Traumatic common carotid-jugular fistula is extremely rare, and its rarity can be gauged from its appearance only as case reports in medical publications (2). A total of 24 cases were reported by 22 authors from 2000 to 2012. Of these, only 9 of these fistulas were caused by a gunshot or stab injury; the remaining resulted from internal jugular vein catheter insertion (2). A few of the cases were diagnosed quite late, as in our patient. Kakkar et al. (3) reported a case of CJF lasting 28 years that was surgically treated after the patient had repeated hospitalizations for control of congestive heart failure. However, the longest presentation of CJF was 58 years after a gunshot injury; the CJF was then treated by surgical repair (2). Besides the duration, the severity of symptoms is largely determined by the fistula’s characteristics, mainly its size and proximity to the heart. A large-diameter (>8 mm) fistula leads to early high–cardiac output failure, but a small-diameter (<5 mm) fistula may manifest many years after injury, as in our case. The episode of nasal bleeding in our patient case was secondary to rupture of an engorged nasal vein, and transient loss of consciousness may have been caused by a transient ischemic attack from the right carotid artery or the posterior circulation.

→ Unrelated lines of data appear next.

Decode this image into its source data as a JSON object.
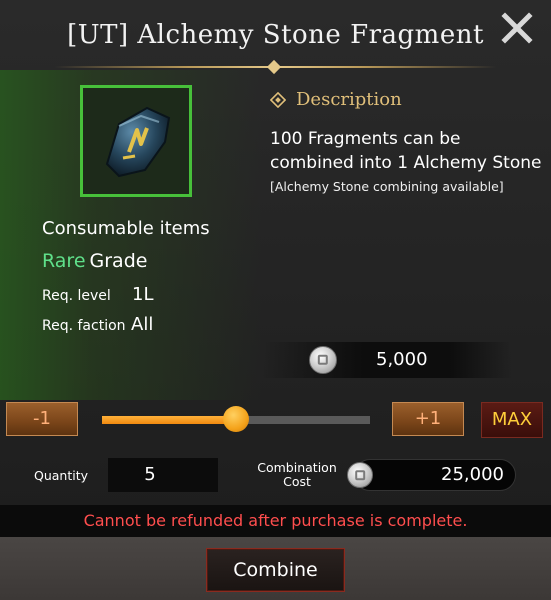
{
  "header": {
    "title": "[UT] Alchemy Stone Fragment",
    "close_icon": "close-icon"
  },
  "item": {
    "icon": "alchemy-stone-fragment-icon",
    "category": "Consumable items",
    "grade_name": "Rare",
    "grade_word": "Grade",
    "req_level_label": "Req. level",
    "req_level_value": "1L",
    "req_faction_label": "Req. faction",
    "req_faction_value": "All"
  },
  "description": {
    "heading": "Description",
    "line1": "100 Fragments can be",
    "line2": "combined into 1 Alchemy Stone",
    "note": "[Alchemy Stone combining available]",
    "unit_price": "5,000",
    "currency_icon": "silver-coin-icon"
  },
  "slider": {
    "minus_label": "-1",
    "plus_label": "+1",
    "max_label": "MAX",
    "level_fraction": 0.5
  },
  "purchase": {
    "quantity_label": "Quantity",
    "quantity_value": "5",
    "cost_label_line1": "Combination",
    "cost_label_line2": "Cost",
    "cost_value": "25,000",
    "warning": "Cannot be refunded after purchase is complete.",
    "combine_label": "Combine"
  },
  "colors": {
    "rare": "#5fe08a",
    "accent_gold": "#e0bf7a",
    "warning": "#ff4e4e",
    "max_text": "#ffcf3a"
  }
}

The endovascular option was not possible because of unfavorable anatomic features, mainly the absence of a landing zone and the presence of an aneurysm. Moreover, direct surgical repair was not considered safe because of the location of the fistula in the difficult zone I, the presence of surrounding scar tissue, and hugely dilated veins from the resultant venous hypertension. The lateral neck is divided into 3 zones. Zone 1 extends from the clavicle to the cricoid cartilages, zone II from the cricoid cartilages to the angle of the mandible, and zone III from the angle of the mandible to the base of the skull. It is difficult to achieve adequate exposure for fistula repair in zones I and III, whereas adequate exposure it is relatively easier to achieve in zone II. Considering all these factors, ligation of the left common carotid artery at its origin was considered to be very safe because there was no requirement for maintaining vascular continuity. The result was gratifying. Ligation of the left common carotid artery has rarely been used and reported (1). Sometimes repair of this type of fistula may be complex enough to require cardiopulmonary bypass (4). In 2004, a paradigm shift in the treatment of CJF occurred when Droll and Lossing (5) performed the closure using a covered stent in which the vessel distal to the fistula was patent. Whether the approach to treatment of a CJF should be endovascular or surgical is debatable, and this determination is still made on a case-by-case basis (2). However, the primary indications for surgery are a large fistula, an associated aneurysm, the presence of the fistula in zone II, and/or the involvement of other vessels.
At 1-year follow-up, the patient was asymptomatic, and there was no visible swelling, thrill, or murmur at the site of the previous malformation.
Post-traumatic CJF is an extremely rare clinical condition that may be missed during the acute phase of injury. All penetrating neck injuries should be carefully evaluated by computed tomography angiography to confirm the presence or absence of CJF. The therapeutic strategy of a long-standing fistula should be individualized depending on the anatomy and situation of the lesion, as well as the safety of the available treatment choices.
The authors have reported that they have no relationships relevant to the contents of this paper to disclose.
- Abbreviations and Acronyms
- common carotid artery–internal jugular vein fistula
- Received April 15, 2019.
- Revision received August 8, 2019.
- Accepted August 20, 2019.
- 2019 The Authors